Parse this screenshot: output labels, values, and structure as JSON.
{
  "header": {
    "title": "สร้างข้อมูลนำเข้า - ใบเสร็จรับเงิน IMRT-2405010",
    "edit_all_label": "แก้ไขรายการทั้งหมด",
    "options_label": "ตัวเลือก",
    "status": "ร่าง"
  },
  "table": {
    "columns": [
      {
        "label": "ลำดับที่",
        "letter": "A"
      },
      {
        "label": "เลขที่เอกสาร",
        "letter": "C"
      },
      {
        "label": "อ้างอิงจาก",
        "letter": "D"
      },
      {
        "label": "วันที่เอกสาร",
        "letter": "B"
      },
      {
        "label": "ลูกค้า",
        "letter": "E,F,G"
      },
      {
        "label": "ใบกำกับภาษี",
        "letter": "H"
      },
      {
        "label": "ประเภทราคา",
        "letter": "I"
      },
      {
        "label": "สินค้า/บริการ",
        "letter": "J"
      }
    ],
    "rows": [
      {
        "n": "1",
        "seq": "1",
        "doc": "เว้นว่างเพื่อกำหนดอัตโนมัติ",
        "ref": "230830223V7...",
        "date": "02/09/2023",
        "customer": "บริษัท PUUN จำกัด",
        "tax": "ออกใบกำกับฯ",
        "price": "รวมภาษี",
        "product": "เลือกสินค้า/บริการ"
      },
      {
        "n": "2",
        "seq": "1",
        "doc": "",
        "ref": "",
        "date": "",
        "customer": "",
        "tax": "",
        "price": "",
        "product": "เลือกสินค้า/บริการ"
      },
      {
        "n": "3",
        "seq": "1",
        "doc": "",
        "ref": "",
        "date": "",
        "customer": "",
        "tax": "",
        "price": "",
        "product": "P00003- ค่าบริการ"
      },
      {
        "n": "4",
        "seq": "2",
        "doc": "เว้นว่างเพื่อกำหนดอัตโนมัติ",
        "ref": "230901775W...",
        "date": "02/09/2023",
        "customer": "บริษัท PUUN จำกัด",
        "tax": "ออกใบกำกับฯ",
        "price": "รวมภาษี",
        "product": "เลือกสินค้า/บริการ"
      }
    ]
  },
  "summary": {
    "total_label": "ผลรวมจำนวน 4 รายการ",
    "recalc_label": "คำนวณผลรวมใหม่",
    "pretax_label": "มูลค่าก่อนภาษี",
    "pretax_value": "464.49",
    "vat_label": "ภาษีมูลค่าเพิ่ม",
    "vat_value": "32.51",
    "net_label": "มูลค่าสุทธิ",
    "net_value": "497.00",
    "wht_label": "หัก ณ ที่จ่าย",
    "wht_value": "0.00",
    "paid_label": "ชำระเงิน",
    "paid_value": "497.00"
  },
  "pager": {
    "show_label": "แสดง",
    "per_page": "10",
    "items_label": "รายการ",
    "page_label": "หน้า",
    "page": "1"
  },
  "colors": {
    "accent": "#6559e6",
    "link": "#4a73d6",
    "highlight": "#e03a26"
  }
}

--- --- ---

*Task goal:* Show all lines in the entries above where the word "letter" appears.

*Written solution:*
        "letter": "A"
        "letter": "C"
        "letter": "D"
        "letter": "B"
        "letter": "E,F,G"
        "letter": "H"
        "letter": "I"
        "letter": "J"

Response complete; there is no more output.